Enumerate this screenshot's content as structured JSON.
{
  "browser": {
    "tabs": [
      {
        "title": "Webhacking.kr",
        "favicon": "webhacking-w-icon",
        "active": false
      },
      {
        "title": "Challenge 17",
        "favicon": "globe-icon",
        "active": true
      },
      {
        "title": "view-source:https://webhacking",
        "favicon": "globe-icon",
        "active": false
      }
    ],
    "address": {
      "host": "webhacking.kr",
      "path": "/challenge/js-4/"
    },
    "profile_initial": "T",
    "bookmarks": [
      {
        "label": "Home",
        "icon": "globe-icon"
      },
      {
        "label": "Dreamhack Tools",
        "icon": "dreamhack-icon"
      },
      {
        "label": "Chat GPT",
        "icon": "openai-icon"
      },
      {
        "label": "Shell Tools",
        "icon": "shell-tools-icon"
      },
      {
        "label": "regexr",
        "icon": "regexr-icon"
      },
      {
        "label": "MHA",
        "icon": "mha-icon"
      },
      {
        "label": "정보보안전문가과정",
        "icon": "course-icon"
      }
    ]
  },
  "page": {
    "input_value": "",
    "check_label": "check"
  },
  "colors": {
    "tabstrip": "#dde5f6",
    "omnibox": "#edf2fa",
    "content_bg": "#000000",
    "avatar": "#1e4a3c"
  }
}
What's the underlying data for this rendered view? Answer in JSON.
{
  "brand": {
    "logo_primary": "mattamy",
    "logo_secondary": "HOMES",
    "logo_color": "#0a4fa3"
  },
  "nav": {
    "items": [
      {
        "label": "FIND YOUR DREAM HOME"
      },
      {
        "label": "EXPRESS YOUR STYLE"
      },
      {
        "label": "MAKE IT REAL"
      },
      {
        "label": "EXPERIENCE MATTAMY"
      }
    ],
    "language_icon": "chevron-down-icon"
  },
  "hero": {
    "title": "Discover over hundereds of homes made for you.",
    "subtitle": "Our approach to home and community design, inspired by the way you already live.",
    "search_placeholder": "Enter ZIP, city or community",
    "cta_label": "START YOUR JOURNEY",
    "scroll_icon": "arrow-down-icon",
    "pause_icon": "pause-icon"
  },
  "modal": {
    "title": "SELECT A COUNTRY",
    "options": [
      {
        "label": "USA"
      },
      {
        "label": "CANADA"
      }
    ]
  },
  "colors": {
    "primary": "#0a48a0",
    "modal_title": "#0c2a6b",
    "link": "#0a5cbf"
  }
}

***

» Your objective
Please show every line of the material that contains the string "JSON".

» Completed task
Enumerate this screenshot's content as structured JSON.
What's the underlying data for this rendered view? Answer in JSON.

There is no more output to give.